Learning Targets Assessed:
– I can analyze and organize information (including numerical and visual) to answer a question or solve a problem.
– I can use discipline-appropriate conventions to support a clear expression of ideas and information.
– I can complete and submit assignments on time.
– I can use appropriate tools to understand and analyze situations and to improve decisions.
– I can communicate ideas and contribute to discussion/project through participation, questioning, connecting, and probing.
The final products are outstanding. And as promised, effectively communicate each student's personal brand through math. Well done! Here are a few examples - enjoy!
Ben: This is my logo, It represents me because living and riding in Alaska is arguably my favorite thing to do. I have learned lots with responsibility and many smaller skills in the backcountry while riding up there.
Kensi: My line logo is based on yin-yang and the kanji of heart (Xīn). I chose the yin-yang because of what it represents. It’s a very old symbol that originated from Taoism representing life. The “yin” is the black and the “yang” is white. There is a dot of each color in each other. Overall it is a unique symbol and is nice to look at. I chose a “heart” because I like to follow my heart.
Amanda: This is a graph of San Francisco’s Skyline. This graph represents me because when I was little and lived in the bay area I would always go into the city with my parents and friends. I think that going to the city shaped how I am today by exposing me to many cultures and the hustle and bustle of the big city. As opposed to Tahoe and Marin.

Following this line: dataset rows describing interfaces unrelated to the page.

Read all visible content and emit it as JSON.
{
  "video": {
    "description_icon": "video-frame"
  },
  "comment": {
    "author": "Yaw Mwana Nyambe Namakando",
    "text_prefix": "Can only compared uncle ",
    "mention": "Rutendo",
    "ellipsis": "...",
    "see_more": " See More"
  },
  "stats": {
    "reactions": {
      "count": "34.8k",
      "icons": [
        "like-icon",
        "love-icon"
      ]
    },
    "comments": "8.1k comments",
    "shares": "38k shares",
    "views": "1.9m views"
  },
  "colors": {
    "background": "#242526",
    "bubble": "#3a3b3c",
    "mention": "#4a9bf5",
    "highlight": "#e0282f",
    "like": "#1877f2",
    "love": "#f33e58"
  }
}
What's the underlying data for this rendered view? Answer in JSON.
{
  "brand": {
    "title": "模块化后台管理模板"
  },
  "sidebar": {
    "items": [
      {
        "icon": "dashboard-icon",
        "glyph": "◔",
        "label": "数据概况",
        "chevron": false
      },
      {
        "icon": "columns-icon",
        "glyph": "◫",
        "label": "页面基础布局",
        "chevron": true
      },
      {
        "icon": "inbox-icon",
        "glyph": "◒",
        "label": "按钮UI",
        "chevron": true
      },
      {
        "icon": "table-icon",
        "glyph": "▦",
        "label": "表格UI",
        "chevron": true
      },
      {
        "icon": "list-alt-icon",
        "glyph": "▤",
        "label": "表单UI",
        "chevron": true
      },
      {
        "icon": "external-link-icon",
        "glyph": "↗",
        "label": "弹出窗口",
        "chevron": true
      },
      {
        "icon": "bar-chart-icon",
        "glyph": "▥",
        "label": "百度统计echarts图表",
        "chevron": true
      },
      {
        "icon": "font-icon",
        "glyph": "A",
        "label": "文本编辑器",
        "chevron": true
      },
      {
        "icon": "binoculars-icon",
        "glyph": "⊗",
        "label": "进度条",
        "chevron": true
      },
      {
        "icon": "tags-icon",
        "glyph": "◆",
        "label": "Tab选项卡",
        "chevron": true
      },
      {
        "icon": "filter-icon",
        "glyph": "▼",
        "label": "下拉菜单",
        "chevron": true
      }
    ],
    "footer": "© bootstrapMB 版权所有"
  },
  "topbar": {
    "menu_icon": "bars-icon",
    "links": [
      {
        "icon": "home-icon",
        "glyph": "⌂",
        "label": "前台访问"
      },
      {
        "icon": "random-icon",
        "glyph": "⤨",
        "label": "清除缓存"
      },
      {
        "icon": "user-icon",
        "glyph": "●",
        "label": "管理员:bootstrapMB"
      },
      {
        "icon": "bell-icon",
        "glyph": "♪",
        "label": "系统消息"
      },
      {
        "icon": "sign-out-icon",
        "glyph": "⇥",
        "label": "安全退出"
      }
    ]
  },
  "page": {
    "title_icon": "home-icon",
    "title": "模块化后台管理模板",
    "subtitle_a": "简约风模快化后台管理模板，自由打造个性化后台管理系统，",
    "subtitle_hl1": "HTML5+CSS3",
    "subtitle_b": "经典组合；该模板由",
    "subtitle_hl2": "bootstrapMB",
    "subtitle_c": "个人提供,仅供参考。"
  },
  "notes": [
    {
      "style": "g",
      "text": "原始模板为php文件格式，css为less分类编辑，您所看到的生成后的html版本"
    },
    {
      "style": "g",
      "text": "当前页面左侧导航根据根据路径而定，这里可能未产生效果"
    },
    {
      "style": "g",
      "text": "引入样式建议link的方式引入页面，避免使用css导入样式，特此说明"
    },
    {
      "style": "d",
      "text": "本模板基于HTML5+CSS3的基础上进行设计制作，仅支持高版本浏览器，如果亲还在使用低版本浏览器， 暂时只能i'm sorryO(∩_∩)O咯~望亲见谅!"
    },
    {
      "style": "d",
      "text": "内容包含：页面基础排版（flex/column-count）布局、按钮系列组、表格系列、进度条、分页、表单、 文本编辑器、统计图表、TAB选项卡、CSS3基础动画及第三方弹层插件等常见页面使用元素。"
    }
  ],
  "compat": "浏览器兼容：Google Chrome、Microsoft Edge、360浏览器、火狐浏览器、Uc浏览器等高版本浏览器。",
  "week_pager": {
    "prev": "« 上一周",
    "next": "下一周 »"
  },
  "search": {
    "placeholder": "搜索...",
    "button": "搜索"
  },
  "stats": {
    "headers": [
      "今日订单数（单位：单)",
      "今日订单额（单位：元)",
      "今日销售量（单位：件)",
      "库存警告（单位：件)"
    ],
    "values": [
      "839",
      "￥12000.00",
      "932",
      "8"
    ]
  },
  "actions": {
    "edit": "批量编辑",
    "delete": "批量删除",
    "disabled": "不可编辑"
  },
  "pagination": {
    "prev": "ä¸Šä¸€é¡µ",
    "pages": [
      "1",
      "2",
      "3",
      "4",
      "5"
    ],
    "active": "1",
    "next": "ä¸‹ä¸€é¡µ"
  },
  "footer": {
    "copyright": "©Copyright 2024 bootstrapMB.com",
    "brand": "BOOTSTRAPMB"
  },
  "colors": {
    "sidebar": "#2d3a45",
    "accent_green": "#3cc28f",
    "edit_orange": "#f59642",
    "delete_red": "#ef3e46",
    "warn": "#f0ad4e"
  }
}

Logan: I made this logo because I really love the look of the Japanese alphabet and the Japanese culture in general. My character that I made into a logo means Azuma which, in english, means East. I am not fully sure why I chose the word East over North or South, but the east is where the sun comes up, and my grandpa told me once that because I’m so tall, I would be able to see the sun come up before anybody else, and that sort of stuck with me, so that is why I chose it.
Olivia: I designed my logo to represent two sides, a sunrise reflected in the water as a sunset. I also incorporated mountains because of my love for nature and its untouched beauty. I used a sunrise and sunset to show how two very different things could both be beautiful in a unique way and to represent the beauty of the beginning and the end.
Sydney: I really like robots/ I think robots are cool. My robot is blue, red and green because those are my favorite colors
My robot is sleeping /its eyes are closed because sleeping is my favorite hobby.